__Task item__:
All of the entries are to be printed exactly as they appear.

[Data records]
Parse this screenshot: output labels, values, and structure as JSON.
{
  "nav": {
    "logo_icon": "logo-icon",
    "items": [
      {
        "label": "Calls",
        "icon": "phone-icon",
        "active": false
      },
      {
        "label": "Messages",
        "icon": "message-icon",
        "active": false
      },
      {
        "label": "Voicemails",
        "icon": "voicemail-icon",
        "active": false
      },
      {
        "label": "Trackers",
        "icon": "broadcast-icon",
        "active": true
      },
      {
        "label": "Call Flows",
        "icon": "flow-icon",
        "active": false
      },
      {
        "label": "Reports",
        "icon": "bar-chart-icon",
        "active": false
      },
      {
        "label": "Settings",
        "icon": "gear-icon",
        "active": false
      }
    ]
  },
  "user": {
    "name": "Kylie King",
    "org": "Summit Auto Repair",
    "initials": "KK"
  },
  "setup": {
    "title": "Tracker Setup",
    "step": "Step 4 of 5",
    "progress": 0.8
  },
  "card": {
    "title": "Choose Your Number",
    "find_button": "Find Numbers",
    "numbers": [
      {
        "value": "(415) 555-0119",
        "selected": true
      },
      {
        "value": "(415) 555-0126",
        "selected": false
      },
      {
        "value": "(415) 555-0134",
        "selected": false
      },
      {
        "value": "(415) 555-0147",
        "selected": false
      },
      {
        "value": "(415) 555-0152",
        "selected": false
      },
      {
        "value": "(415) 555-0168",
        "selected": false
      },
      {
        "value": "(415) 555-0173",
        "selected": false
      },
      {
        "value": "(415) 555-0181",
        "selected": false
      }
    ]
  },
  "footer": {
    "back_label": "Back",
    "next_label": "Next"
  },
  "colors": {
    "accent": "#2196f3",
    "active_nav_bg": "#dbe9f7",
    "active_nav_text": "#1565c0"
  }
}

__Solution to this exercise__:
Parse this screenshot: output labels, values, and structure as JSON.
{
  "nav": {
    "logo_icon": "logo-icon",
    "items": [
      {
        "label": "Calls",
        "icon": "phone-icon",
        "active": false
      },
      {
        "label": "Messages",
        "icon": "message-icon",
        "active": false
      },
      {
        "label": "Voicemails",
        "icon": "voicemail-icon",
        "active": false
      },
      {
        "label": "Trackers",
        "icon": "broadcast-icon",
        "active": true
      },
      {
        "label": "Call Flows",
        "icon": "flow-icon",
        "active": false
      },
      {
        "label": "Reports",
        "icon": "bar-chart-icon",
        "active": false
      },
      {
        "label": "Settings",
        "icon": "gear-icon",
        "active": false
      }
    ]
  },
  "user": {
    "name": "Kylie King",
    "org": "Summit Auto Repair",
    "initials": "KK"
  },
  "setup": {
    "title": "Tracker Setup",
    "step": "Step 4 of 5",
    "progress": 0.8
  },
  "card": {
    "title": "Choose Your Number",
    "find_button": "Find Numbers",
    "numbers": [
      {
        "value": "(415) 555-0119",
        "selected": true
      },
      {
        "value": "(415) 555-0126",
        "selected": false
      },
      {
        "value": "(415) 555-0134",
        "selected": false
      },
      {
        "value": "(415) 555-0147",
        "selected": false
      },
      {
        "value": "(415) 555-0152",
        "selected": false
      },
      {
        "value": "(415) 555-0168",
        "selected": false
      },
      {
        "value": "(415) 555-0173",
        "selected": false
      },
      {
        "value": "(415) 555-0181",
        "selected": false
      }
    ]
  },
  "footer": {
    "back_label": "Back",
    "next_label": "Next"
  },
  "colors": {
    "accent": "#2196f3",
    "active_nav_bg": "#dbe9f7",
    "active_nav_text": "#1565c0"
  }
}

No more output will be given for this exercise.